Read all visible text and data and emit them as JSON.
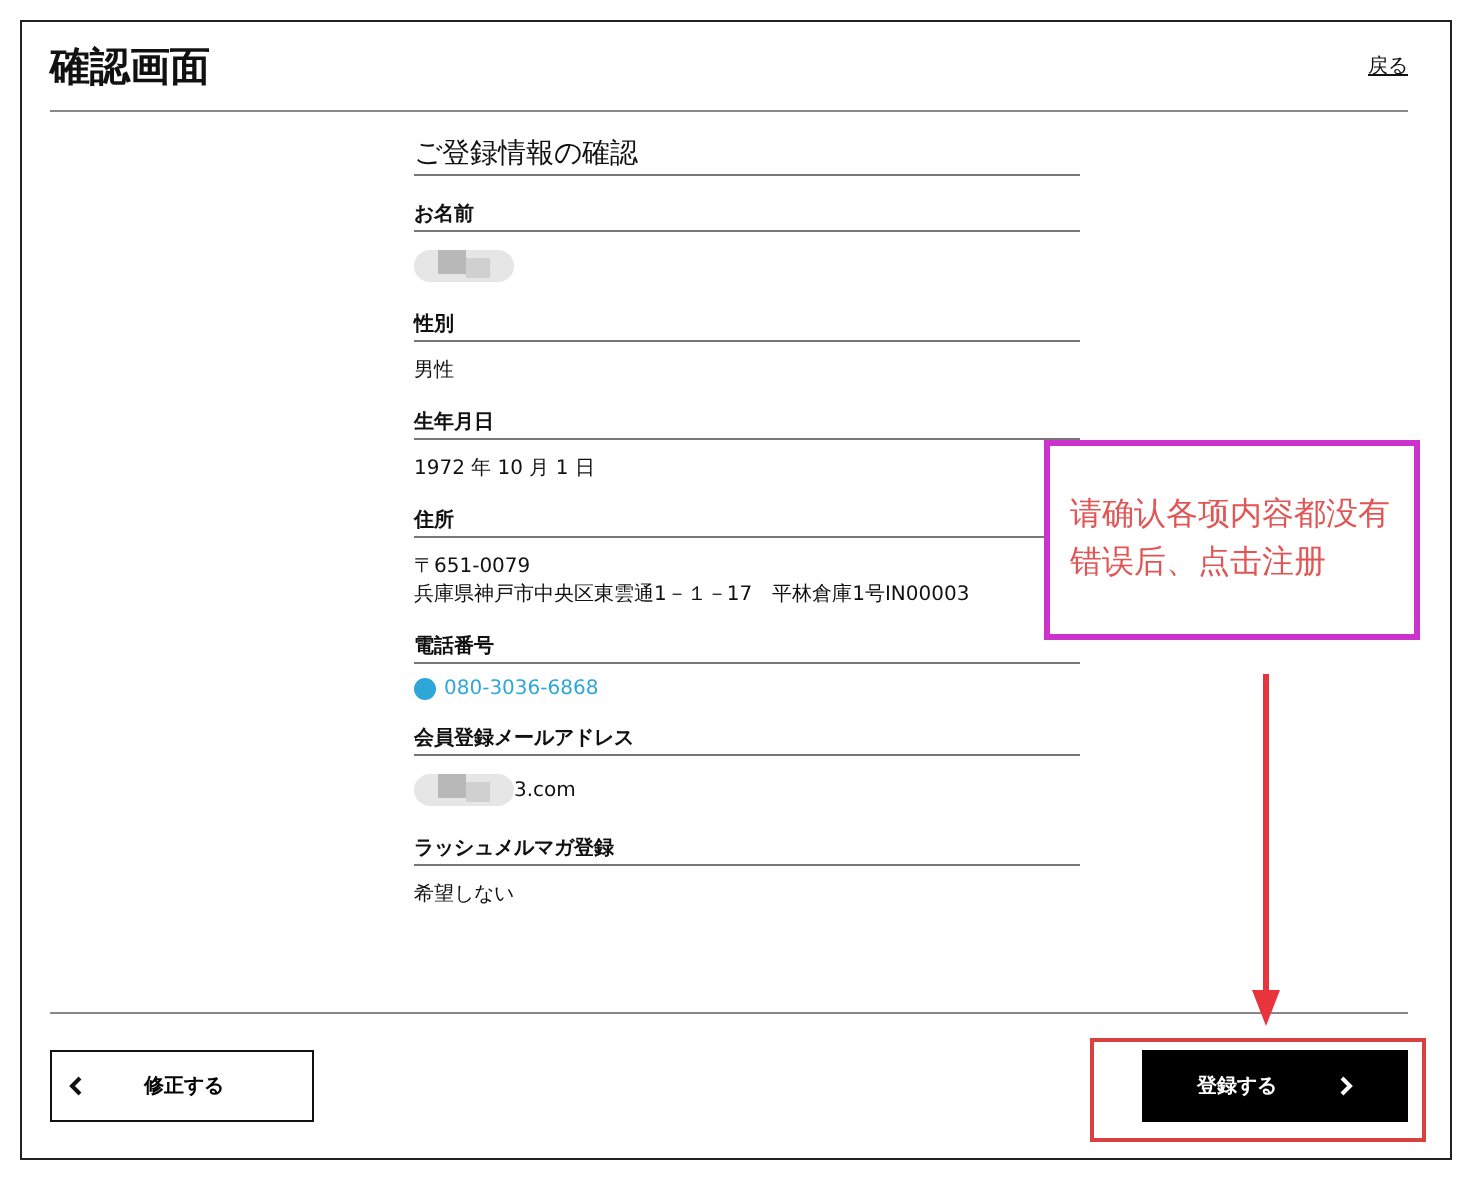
{
  "header": {
    "title": "確認画面",
    "back_link": "戻る"
  },
  "section_title": "ご登録情報の確認",
  "fields": [
    {
      "label": "お名前",
      "kind": "blurred"
    },
    {
      "label": "性別",
      "kind": "text",
      "lines": [
        "男性"
      ]
    },
    {
      "label": "生年月日",
      "kind": "text",
      "lines": [
        "1972 年 10 月 1 日"
      ]
    },
    {
      "label": "住所",
      "kind": "text",
      "lines": [
        "〒651-0079",
        "兵庫県神戸市中央区東雲通1－１－17　平林倉庫1号IN00003"
      ]
    },
    {
      "label": "電話番号",
      "kind": "phone",
      "lines": [
        "080-3036-6868"
      ]
    },
    {
      "label": "会員登録メールアドレス",
      "kind": "blurred",
      "lines": [
        "3.com"
      ]
    },
    {
      "label": "ラッシュメルマガ登録",
      "kind": "text",
      "lines": [
        "希望しない"
      ]
    }
  ],
  "buttons": {
    "back": "修正する",
    "submit": "登録する"
  },
  "annotation": {
    "note": "请确认各项内容都没有错误后、点击注册"
  }
}
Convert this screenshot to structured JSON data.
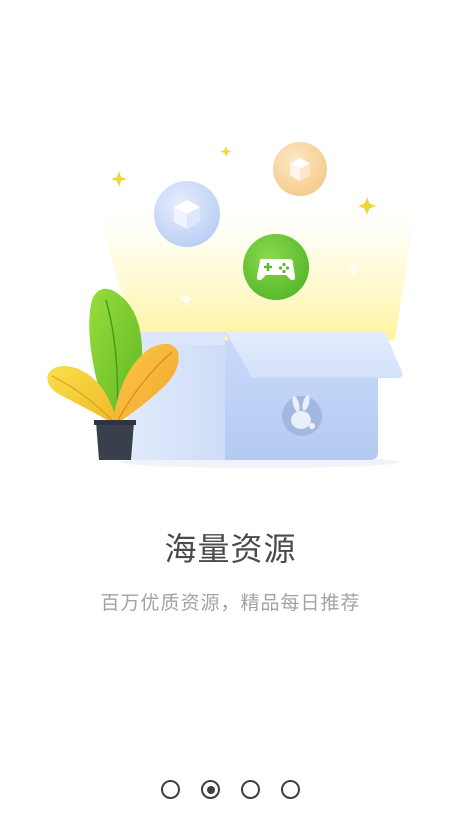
{
  "onboarding": {
    "title": "海量资源",
    "subtitle": "百万优质资源，精品每日推荐",
    "pager": {
      "total_pages": 4,
      "current_page": 2
    }
  },
  "illustration": {
    "icons": [
      "box-icon",
      "box-icon",
      "gamepad-icon",
      "rabbit-logo-icon",
      "plant-icon",
      "sparkle-icon"
    ],
    "colors": {
      "light_beam": "#fff6a8",
      "box_body": "#bcd3f7",
      "gamepad_badge": "#6cc83a",
      "blue_badge": "#c7d8f7",
      "orange_badge": "#f9d7a3",
      "leaf_green": "#7fce2d",
      "leaf_yellow": "#f4cf2c",
      "pot": "#3a3f4c"
    }
  }
}
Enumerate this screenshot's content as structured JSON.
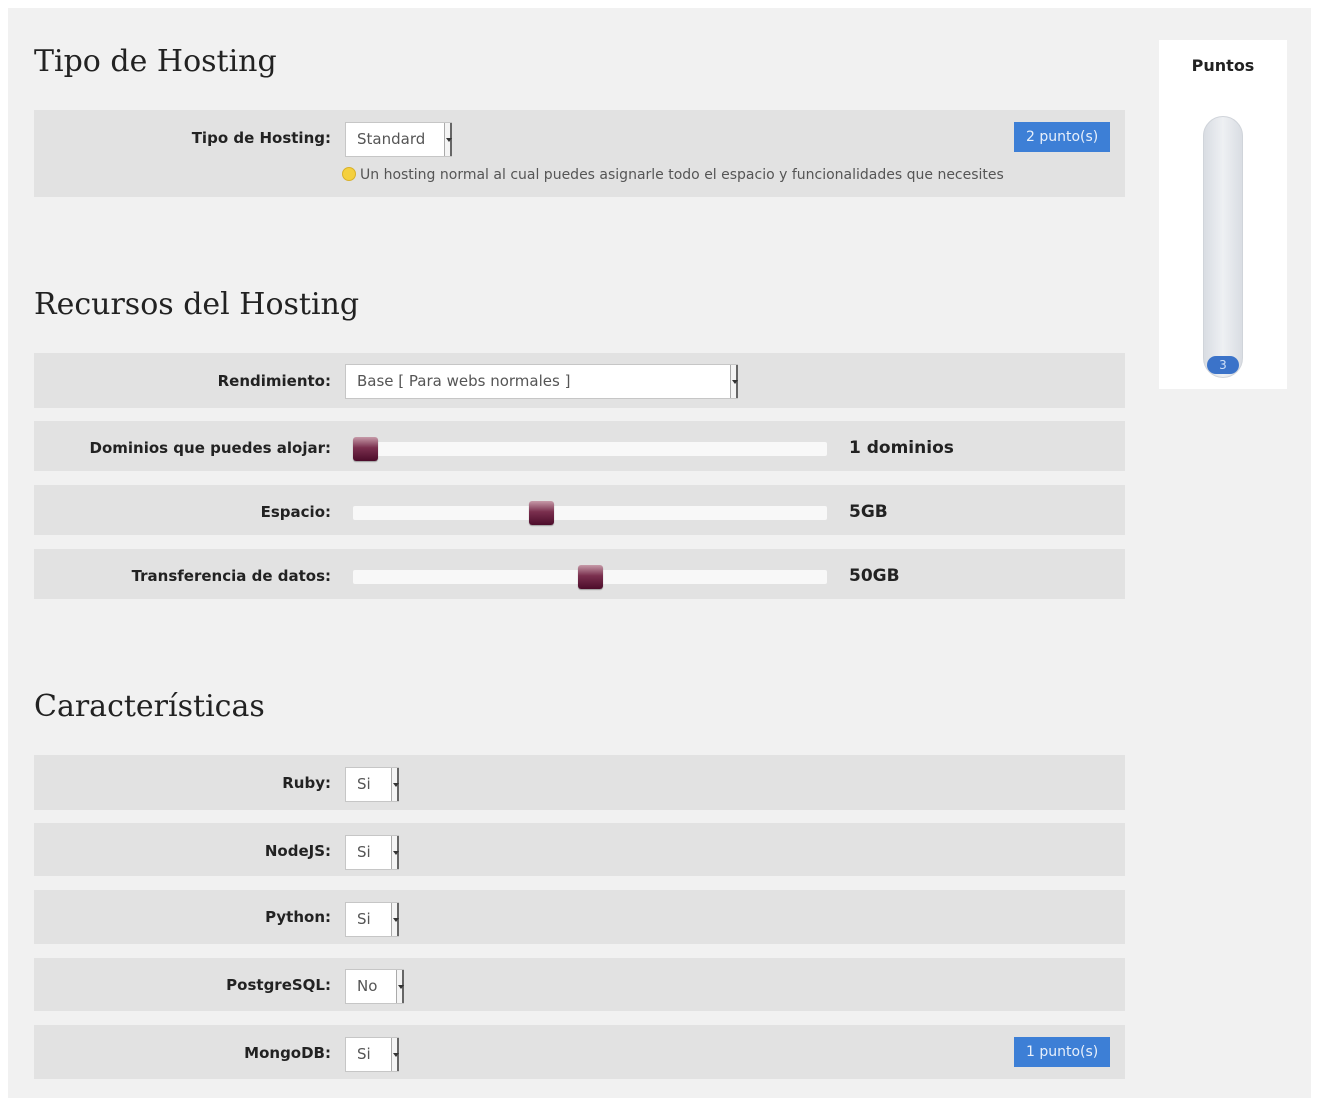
{
  "tipo": {
    "heading": "Tipo de Hosting",
    "label": "Tipo de Hosting:",
    "select_value": "Standard",
    "badge": "2 punto(s)",
    "hint": "Un hosting normal al cual puedes asignarle todo el espacio y funcionalidades que necesites"
  },
  "recursos": {
    "heading": "Recursos del Hosting",
    "rendimiento": {
      "label": "Rendimiento:",
      "select_value": "Base [ Para webs normales ]"
    },
    "sliders": [
      {
        "label": "Dominios que puedes alojar:",
        "value": "1 dominios",
        "level": 0.0
      },
      {
        "label": "Espacio:",
        "value": "5GB",
        "level": 0.39
      },
      {
        "label": "Transferencia de datos:",
        "value": "50GB",
        "level": 0.5
      }
    ]
  },
  "caracteristicas": {
    "heading": "Características",
    "items": [
      {
        "label": "Ruby:",
        "value": "Si"
      },
      {
        "label": "NodeJS:",
        "value": "Si"
      },
      {
        "label": "Python:",
        "value": "Si"
      },
      {
        "label": "PostgreSQL:",
        "value": "No"
      },
      {
        "label": "MongoDB:",
        "value": "Si"
      }
    ],
    "mongo_badge": "1 punto(s)"
  },
  "puntos": {
    "title": "Puntos",
    "value": "3",
    "level": 0.0
  },
  "colors": {
    "badge_blue": "#3d7fd6",
    "slider_thumb": "#6b1f40",
    "row_bg": "#e2e2e2",
    "panel_bg": "#f1f1f1"
  },
  "icons": [
    "lightbulb-icon",
    "dropdown-arrow-icon"
  ]
}
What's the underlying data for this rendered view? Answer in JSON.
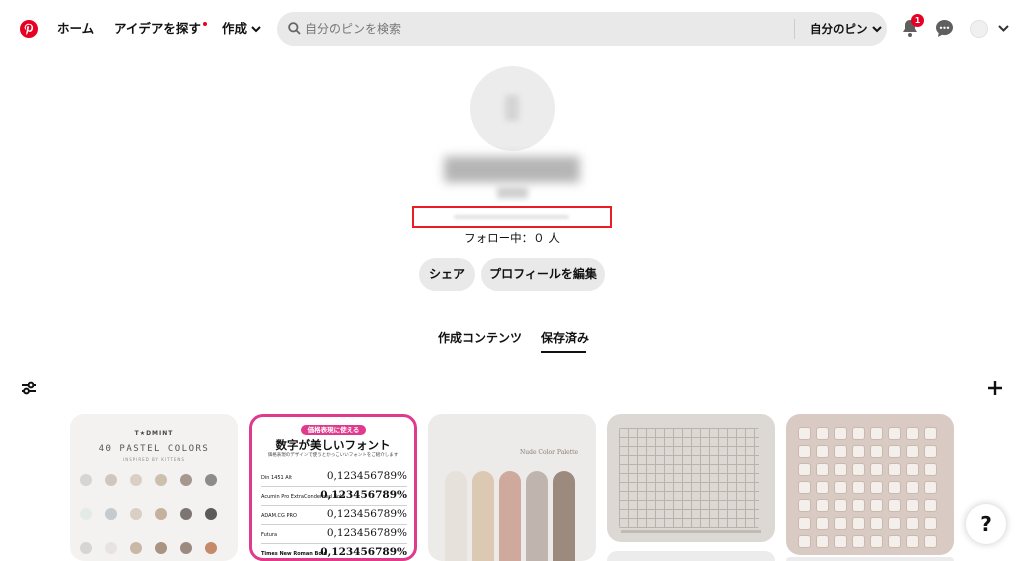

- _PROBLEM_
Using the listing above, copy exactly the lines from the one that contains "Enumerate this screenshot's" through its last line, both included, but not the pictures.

- _TASK ANSWER_
Enumerate this screenshot's content as structured JSON.
{
  "tipo": {
    "heading": "Tipo de Hosting",
    "label": "Tipo de Hosting:",
    "select_value": "Standard",
    "badge": "2 punto(s)",
    "hint": "Un hosting normal al cual puedes asignarle todo el espacio y funcionalidades que necesites"
  },
  "recursos": {
    "heading": "Recursos del Hosting",
    "rendimiento": {
      "label": "Rendimiento:",
      "select_value": "Base [ Para webs normales ]"
    },
    "sliders": [
      {
        "label": "Dominios que puedes alojar:",
        "value": "1 dominios",
        "level": 0.0
      },
      {
        "label": "Espacio:",
        "value": "5GB",
        "level": 0.39
      },
      {
        "label": "Transferencia de datos:",
        "value": "50GB",
        "level": 0.5
      }
    ]
  },
  "caracteristicas": {
    "heading": "Características",
    "items": [
      {
        "label": "Ruby:",
        "value": "Si"
      },
      {
        "label": "NodeJS:",
        "value": "Si"
      },
      {
        "label": "Python:",
        "value": "Si"
      },
      {
        "label": "PostgreSQL:",
        "value": "No"
      },
      {
        "label": "MongoDB:",
        "value": "Si"
      }
    ],
    "mongo_badge": "1 punto(s)"
  },
  "puntos": {
    "title": "Puntos",
    "value": "3",
    "level": 0.0
  },
  "colors": {
    "badge_blue": "#3d7fd6",
    "slider_thumb": "#6b1f40",
    "row_bg": "#e2e2e2",
    "panel_bg": "#f1f1f1"
  },
  "icons": [
    "lightbulb-icon",
    "dropdown-arrow-icon"
  ]
}
What's the underlying data for this rendered view? Answer in JSON.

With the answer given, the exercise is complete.